→ **ACTIVITY**: Copy out each line of the data that includes the string "screenshot".

[Data excerpts]
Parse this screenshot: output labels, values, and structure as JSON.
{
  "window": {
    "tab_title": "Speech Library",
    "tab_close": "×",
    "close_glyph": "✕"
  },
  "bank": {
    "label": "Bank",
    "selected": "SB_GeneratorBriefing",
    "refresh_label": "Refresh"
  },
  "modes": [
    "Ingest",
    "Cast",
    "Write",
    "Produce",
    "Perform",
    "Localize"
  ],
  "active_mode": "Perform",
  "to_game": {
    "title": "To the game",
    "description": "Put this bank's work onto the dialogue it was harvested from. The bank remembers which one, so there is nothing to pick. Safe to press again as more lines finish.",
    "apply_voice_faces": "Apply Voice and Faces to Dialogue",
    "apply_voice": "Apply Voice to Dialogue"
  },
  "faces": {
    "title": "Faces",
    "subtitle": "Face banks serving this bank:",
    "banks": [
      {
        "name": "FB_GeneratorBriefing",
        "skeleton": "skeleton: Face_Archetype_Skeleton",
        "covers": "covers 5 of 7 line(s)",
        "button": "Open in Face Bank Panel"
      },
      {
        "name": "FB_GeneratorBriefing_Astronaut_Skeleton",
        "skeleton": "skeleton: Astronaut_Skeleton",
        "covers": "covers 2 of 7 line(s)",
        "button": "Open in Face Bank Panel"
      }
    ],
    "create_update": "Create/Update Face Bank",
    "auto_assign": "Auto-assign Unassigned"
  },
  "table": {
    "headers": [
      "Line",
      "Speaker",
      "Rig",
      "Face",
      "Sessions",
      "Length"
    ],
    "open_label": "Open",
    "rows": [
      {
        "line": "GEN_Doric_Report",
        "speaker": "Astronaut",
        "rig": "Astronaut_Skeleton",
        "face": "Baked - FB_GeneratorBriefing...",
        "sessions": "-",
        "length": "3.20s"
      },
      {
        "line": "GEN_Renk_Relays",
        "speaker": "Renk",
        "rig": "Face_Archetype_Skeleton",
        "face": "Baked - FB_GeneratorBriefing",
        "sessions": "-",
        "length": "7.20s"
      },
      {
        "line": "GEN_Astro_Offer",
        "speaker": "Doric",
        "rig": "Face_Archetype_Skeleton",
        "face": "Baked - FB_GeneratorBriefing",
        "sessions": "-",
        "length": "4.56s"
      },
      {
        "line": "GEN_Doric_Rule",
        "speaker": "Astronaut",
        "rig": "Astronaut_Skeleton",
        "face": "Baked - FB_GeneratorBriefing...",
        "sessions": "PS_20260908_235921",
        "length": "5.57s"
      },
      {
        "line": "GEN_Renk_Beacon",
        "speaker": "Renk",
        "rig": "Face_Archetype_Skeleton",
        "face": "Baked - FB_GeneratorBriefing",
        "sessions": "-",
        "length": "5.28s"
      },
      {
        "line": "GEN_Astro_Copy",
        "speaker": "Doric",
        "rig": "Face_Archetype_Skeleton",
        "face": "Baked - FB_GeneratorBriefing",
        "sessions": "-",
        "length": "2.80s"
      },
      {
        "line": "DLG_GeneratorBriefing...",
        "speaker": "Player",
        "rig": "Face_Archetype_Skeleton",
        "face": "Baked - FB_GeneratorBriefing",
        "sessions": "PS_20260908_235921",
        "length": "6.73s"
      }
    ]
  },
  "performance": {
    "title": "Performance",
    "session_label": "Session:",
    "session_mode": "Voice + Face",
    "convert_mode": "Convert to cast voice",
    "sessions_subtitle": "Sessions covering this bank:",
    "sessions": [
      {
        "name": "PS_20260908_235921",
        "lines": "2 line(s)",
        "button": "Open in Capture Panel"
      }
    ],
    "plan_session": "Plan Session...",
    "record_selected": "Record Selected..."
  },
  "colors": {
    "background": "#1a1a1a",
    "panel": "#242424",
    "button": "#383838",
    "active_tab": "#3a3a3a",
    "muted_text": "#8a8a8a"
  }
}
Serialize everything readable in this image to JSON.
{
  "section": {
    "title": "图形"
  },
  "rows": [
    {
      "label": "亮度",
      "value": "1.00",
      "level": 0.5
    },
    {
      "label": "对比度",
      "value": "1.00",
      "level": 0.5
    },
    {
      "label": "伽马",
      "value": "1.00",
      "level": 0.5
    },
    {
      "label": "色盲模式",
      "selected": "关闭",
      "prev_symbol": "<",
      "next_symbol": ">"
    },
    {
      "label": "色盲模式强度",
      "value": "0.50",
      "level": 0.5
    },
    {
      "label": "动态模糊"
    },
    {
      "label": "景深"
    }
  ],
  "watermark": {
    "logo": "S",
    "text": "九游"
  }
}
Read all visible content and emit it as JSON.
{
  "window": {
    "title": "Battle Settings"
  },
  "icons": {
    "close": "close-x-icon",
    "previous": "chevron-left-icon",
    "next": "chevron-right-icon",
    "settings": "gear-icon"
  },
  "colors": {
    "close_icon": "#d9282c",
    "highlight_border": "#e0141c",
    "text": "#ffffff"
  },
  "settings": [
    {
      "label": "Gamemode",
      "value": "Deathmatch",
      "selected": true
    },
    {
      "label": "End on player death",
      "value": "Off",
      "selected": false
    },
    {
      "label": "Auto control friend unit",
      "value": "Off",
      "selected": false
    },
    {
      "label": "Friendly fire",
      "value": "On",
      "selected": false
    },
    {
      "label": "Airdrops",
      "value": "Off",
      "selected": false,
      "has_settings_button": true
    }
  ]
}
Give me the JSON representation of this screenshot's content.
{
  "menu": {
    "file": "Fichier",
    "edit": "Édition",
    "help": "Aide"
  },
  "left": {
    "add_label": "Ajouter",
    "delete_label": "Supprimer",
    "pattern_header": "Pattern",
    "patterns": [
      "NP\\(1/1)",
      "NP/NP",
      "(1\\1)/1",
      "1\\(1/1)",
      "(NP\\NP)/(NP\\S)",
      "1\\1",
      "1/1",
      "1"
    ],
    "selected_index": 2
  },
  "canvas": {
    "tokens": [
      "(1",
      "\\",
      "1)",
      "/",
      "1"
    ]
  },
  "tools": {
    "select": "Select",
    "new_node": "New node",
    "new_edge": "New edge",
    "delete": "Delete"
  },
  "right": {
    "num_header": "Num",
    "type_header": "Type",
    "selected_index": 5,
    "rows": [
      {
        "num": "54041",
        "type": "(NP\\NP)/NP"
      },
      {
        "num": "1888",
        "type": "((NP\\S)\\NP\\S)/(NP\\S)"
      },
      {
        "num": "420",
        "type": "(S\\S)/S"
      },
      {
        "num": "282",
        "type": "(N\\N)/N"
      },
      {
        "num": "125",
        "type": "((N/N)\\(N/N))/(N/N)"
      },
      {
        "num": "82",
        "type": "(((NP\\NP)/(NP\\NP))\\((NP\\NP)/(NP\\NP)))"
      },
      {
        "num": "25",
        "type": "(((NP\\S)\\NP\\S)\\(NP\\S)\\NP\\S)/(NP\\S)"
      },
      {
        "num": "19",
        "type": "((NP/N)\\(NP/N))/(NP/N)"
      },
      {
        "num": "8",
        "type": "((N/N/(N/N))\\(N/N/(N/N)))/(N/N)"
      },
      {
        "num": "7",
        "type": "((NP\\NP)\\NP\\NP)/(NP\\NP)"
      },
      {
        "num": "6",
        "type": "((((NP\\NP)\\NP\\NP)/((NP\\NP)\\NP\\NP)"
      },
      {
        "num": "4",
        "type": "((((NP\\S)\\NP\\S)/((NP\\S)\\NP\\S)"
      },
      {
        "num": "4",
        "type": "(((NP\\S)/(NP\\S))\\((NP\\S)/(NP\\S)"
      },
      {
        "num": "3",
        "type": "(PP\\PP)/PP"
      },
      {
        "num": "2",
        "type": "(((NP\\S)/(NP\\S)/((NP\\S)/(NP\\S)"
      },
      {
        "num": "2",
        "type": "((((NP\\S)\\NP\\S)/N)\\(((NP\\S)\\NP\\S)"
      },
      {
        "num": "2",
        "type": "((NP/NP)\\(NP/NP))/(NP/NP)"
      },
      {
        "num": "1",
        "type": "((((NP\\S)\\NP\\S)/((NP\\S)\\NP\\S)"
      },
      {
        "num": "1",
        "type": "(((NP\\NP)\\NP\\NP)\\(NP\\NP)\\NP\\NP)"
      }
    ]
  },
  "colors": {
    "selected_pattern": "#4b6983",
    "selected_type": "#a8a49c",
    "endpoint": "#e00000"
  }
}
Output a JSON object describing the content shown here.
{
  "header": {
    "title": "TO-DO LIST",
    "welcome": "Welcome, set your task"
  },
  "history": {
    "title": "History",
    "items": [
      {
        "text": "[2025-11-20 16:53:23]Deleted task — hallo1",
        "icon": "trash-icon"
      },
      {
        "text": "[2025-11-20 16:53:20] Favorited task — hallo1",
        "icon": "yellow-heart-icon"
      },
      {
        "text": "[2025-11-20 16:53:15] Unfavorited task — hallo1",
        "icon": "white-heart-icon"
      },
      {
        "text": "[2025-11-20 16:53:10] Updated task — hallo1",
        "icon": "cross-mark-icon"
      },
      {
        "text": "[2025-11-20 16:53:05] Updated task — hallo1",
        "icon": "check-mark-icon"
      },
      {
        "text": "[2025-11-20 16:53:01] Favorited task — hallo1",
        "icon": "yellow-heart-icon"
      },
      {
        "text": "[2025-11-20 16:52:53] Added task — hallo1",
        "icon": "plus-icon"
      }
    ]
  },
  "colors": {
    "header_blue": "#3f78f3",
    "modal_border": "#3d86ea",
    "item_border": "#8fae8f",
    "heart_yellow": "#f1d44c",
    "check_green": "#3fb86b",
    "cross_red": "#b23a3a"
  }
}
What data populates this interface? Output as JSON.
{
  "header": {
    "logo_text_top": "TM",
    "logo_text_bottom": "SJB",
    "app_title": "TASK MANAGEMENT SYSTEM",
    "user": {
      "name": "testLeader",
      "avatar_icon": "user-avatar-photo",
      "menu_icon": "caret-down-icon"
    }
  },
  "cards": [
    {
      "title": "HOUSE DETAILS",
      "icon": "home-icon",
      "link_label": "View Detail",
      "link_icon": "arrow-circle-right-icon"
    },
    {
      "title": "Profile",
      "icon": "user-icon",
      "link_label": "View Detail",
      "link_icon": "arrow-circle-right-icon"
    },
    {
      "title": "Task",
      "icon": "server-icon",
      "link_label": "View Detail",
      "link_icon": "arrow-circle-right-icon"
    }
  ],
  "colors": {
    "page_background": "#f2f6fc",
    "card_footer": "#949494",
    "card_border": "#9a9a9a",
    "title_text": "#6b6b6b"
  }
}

→ **OUTPUT OF THE TASK**:
Parse this screenshot: output labels, values, and structure as JSON.
Give me the JSON representation of this screenshot's content.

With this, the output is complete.